**AIM OF THE TASK**: Give the data again in full, exactly as written below.

Stored data entries
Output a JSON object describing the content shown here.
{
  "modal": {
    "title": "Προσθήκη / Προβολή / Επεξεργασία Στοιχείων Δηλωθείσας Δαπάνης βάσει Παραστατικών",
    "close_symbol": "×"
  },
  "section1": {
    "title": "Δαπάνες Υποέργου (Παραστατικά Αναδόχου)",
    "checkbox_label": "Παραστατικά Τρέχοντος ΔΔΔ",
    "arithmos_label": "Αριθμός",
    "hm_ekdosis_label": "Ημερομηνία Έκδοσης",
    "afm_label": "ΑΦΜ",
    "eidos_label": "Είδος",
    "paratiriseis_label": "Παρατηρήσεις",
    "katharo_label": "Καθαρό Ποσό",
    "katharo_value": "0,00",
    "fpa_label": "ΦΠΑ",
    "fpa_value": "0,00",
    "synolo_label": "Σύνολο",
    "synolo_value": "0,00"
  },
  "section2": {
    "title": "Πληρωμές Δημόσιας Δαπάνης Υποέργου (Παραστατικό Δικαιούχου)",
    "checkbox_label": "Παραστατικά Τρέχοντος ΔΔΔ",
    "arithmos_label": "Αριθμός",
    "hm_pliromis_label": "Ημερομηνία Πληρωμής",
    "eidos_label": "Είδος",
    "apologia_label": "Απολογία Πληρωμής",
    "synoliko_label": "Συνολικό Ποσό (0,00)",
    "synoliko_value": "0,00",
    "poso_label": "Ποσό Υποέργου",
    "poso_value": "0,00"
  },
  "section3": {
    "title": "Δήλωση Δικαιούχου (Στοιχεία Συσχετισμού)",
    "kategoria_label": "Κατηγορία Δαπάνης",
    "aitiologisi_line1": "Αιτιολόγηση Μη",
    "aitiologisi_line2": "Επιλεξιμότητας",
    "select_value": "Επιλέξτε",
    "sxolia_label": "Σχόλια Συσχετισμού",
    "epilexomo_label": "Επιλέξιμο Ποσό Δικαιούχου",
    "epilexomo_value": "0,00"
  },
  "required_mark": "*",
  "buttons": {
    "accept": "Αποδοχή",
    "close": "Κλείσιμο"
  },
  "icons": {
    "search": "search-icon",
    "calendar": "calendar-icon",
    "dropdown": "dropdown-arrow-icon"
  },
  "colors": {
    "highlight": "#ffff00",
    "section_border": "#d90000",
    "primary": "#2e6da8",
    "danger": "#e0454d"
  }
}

**OUTPUT FOR THIS TASK**:
Output a JSON object describing the content shown here.
{
  "modal": {
    "title": "Προσθήκη / Προβολή / Επεξεργασία Στοιχείων Δηλωθείσας Δαπάνης βάσει Παραστατικών",
    "close_symbol": "×"
  },
  "section1": {
    "title": "Δαπάνες Υποέργου (Παραστατικά Αναδόχου)",
    "checkbox_label": "Παραστατικά Τρέχοντος ΔΔΔ",
    "arithmos_label": "Αριθμός",
    "hm_ekdosis_label": "Ημερομηνία Έκδοσης",
    "afm_label": "ΑΦΜ",
    "eidos_label": "Είδος",
    "paratiriseis_label": "Παρατηρήσεις",
    "katharo_label": "Καθαρό Ποσό",
    "katharo_value": "0,00",
    "fpa_label": "ΦΠΑ",
    "fpa_value": "0,00",
    "synolo_label": "Σύνολο",
    "synolo_value": "0,00"
  },
  "section2": {
    "title": "Πληρωμές Δημόσιας Δαπάνης Υποέργου (Παραστατικό Δικαιούχου)",
    "checkbox_label": "Παραστατικά Τρέχοντος ΔΔΔ",
    "arithmos_label": "Αριθμός",
    "hm_pliromis_label": "Ημερομηνία Πληρωμής",
    "eidos_label": "Είδος",
    "apologia_label": "Απολογία Πληρωμής",
    "synoliko_label": "Συνολικό Ποσό (0,00)",
    "synoliko_value": "0,00",
    "poso_label": "Ποσό Υποέργου",
    "poso_value": "0,00"
  },
  "section3": {
    "title": "Δήλωση Δικαιούχου (Στοιχεία Συσχετισμού)",
    "kategoria_label": "Κατηγορία Δαπάνης",
    "aitiologisi_line1": "Αιτιολόγηση Μη",
    "aitiologisi_line2": "Επιλεξιμότητας",
    "select_value": "Επιλέξτε",
    "sxolia_label": "Σχόλια Συσχετισμού",
    "epilexomo_label": "Επιλέξιμο Ποσό Δικαιούχου",
    "epilexomo_value": "0,00"
  },
  "required_mark": "*",
  "buttons": {
    "accept": "Αποδοχή",
    "close": "Κλείσιμο"
  },
  "icons": {
    "search": "search-icon",
    "calendar": "calendar-icon",
    "dropdown": "dropdown-arrow-icon"
  },
  "colors": {
    "highlight": "#ffff00",
    "section_border": "#d90000",
    "primary": "#2e6da8",
    "danger": "#e0454d"
  }
}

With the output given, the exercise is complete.